It started in December '04 when my weight had reached nearly 170 pounds, more than 40 pounds from my low weight and at least 25 pounds over my goal weight. Enough was enough. So I chose the Christmas season to challenge myself to lose weight. For some reason, the challenge of losing weight during the pie hoovering season seemed like a great idea. My thinking: If I can lose weight now, I can keep the lifestyle change throughout the year. I started by reading a few chapters of the Dr. Phil Weightloss Challenge book. I got bored with the book, but continued with the weight loss.

I started with running. Running is my fall back. It's the thing I do. I know how to run. I started by running 30 minutes five times a week. My husband and I re-enlisted in our Gold's Gym membership pass, only this time we added the daycare option. I tried getting up early in the morning to work out, but then I lost my motivation, so rather than beating myself internally for not getting up early to exercise, I took my two girls (ages 2 and 1) to Gold's Gym for an hour in the afternoon while I worked out. Since I was an athlete in high school, I thought I'd choose the hour between 3 and 4 p.m., just like after school sports, to run on the Gold's Gym treadmill. It also gave me the added benefit of being able to watch Dr. Phil with my headphones on.

Around late February I started thinking about triathlons. I have a brother who does triathlons and loves them. Could I love them too?
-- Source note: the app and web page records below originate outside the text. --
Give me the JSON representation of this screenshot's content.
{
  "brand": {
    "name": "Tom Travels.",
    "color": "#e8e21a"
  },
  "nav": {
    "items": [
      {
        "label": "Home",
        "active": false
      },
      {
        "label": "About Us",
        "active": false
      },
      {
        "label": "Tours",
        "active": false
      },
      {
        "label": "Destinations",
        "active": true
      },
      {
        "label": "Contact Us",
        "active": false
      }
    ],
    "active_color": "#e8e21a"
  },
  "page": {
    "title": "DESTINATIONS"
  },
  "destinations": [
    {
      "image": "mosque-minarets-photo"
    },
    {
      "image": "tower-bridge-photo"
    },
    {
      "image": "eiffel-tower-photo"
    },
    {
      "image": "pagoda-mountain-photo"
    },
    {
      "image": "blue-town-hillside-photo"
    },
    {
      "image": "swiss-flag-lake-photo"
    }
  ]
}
I'd run a marathon four years prior, and I knew I didn't love them.

Short break while I get my girls some breakfast.